“Zone 2: All vessels transiting the second zone shall maintain a steady speed and shall not slow or stop from waters of the Lake Worth Lagoon including the Intracoastal Waterway from the southern tip of the Everglades Island in the north to approximately 1000 yards from the south of the bridge on the south and from the western shore line to the western edge of the Fisherman Island in the east.”
The Mar-a-Lago sighting was interesting but thankfully uneventful, and we motored on, now getting close to our anchorage. It had been a long, fun day, and we could now tell that we would make it to the North Lake Worth anchorage.
As we approached our last drawbridge before the anchorage, we tallied up our total. 20 drawbridges! I couldn’t believe it. Honestly, I would have guesses 12 or 15 or so. We had only just missed an opening maybe twice all day, having to wait most of a half hour period. All the others, we either made just in time and didn’t even have to slow down or got there within 10 minutes of the scheduled opening.
At about 6:30 PM, 10 hours after leaving Ft Lauderdale, we dropped anchor next to Quest. Tired as can be, we were thankful that Ken and Lisa had prepared dinner and invited us over. We ate, swapped sailing stories, and watched this beautiful sunset.
The North Lake Worth anchorage really is a great stopping place. It’s a large area, good protection, and at a dead end channel. You get some wakes, but not nearly as many as the other Lake Worth anchorages that are just off the Intracoastal. There is a place to land the dinghy close by and just a short walk from there to all kinds of shopping for provisioning, etc.
So, where is Holiday heading? The planned next adventure is to cross Florida in the Okeechobee Waterway to the Gulf Coast. We are really excited to give this a try. We’ll have to go through quite a few locks (never done that before), sail across Lake Okeechobee, and even get Holiday leaned over to make it under a 49 foot bridge (our mast is over 50 feet). We’ll accomplish this by having barrels of water tilt the boat until we can make it under the 49 foot bridge near Port Mayaka.
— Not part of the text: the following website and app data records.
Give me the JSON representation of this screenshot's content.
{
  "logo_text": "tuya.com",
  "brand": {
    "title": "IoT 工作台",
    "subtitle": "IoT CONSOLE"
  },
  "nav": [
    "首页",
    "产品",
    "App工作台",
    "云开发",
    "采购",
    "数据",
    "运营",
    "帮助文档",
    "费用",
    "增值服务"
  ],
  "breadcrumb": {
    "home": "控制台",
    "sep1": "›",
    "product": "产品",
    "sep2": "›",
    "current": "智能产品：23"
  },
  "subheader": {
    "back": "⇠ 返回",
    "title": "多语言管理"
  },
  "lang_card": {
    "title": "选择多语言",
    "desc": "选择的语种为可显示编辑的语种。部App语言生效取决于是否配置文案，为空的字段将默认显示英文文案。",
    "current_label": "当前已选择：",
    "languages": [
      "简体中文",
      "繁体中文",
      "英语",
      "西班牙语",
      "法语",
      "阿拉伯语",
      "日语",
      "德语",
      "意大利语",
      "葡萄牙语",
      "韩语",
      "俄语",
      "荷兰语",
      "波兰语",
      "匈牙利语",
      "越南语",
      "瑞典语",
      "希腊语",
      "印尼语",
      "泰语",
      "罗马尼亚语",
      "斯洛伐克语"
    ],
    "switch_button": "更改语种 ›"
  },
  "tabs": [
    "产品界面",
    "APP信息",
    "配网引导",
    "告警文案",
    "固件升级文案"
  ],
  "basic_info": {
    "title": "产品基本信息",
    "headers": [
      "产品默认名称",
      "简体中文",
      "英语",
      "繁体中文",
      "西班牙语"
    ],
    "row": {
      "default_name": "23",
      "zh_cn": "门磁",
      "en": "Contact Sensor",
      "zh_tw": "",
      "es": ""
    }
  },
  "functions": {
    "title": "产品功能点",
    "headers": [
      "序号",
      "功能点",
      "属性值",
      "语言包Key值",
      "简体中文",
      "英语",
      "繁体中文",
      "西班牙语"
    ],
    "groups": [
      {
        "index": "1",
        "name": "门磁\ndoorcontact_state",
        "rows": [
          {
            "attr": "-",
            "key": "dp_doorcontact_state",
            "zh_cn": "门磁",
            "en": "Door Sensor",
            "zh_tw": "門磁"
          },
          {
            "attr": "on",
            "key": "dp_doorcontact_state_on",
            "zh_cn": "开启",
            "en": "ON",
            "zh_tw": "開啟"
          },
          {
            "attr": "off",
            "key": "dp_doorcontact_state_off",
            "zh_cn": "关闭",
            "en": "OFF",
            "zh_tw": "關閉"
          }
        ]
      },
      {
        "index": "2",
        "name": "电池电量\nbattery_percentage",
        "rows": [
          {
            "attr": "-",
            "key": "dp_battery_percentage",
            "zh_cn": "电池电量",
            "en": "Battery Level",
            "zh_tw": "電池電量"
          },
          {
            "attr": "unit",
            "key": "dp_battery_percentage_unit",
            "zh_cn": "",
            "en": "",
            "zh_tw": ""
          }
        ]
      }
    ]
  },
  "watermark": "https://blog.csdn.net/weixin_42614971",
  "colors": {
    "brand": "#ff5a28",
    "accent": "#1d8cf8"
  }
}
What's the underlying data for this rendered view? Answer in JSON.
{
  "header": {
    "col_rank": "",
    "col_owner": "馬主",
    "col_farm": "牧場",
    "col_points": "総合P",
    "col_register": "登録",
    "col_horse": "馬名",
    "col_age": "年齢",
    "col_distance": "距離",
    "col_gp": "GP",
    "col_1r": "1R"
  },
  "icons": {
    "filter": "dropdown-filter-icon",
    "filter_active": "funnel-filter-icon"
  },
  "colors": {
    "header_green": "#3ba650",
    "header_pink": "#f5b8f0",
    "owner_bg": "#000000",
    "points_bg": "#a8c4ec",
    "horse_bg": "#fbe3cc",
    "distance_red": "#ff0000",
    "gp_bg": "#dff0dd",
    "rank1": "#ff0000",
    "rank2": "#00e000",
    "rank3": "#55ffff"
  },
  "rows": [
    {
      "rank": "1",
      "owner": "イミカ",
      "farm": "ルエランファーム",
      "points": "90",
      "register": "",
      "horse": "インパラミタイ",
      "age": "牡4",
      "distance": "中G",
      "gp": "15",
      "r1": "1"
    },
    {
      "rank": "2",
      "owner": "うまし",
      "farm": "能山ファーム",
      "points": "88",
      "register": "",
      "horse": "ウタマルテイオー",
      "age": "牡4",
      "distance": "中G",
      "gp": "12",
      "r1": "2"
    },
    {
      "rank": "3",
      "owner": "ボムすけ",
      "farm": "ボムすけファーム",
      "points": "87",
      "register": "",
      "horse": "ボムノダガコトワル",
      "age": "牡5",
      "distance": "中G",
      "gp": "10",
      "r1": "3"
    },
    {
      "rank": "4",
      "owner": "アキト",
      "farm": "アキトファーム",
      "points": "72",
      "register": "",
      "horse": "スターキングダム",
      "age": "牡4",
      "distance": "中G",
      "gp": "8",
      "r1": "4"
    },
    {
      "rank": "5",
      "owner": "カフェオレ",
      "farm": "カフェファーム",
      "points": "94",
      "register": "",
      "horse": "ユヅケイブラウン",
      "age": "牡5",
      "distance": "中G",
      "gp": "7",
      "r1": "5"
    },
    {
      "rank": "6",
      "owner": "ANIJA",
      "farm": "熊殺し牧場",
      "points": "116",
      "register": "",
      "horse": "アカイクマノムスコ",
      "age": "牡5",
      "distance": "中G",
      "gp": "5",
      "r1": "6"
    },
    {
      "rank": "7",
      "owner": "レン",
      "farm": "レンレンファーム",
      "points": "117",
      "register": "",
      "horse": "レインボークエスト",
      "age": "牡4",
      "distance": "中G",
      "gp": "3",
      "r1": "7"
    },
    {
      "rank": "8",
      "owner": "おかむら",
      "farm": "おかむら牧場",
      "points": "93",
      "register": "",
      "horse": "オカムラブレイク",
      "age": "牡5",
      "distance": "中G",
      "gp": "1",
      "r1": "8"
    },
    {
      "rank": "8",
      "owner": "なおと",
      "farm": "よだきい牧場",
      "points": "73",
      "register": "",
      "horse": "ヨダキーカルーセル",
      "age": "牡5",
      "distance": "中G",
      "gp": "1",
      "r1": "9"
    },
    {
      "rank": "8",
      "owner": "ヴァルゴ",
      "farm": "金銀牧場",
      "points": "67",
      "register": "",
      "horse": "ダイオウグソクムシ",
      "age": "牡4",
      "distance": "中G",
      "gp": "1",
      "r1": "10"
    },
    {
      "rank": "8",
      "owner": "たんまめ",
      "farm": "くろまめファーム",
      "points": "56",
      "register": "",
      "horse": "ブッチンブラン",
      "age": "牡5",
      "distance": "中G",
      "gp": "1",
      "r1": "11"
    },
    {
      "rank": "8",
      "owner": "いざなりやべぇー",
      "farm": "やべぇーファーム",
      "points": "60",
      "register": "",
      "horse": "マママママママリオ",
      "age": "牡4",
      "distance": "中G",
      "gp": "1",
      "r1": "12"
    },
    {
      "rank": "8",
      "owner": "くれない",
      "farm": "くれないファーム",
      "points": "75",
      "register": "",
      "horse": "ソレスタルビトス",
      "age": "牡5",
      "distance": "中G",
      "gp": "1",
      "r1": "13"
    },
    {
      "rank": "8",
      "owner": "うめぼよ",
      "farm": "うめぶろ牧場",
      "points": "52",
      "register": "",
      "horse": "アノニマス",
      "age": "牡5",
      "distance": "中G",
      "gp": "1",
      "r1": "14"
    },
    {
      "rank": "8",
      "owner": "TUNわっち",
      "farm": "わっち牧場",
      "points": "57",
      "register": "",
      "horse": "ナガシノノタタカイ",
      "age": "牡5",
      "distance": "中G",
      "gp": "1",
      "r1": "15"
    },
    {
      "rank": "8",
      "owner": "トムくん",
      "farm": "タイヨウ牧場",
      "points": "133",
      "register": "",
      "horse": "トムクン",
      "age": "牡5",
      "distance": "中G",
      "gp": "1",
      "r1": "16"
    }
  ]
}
Stay tuned as we head a little further north before pointing it west and sailing cross country style!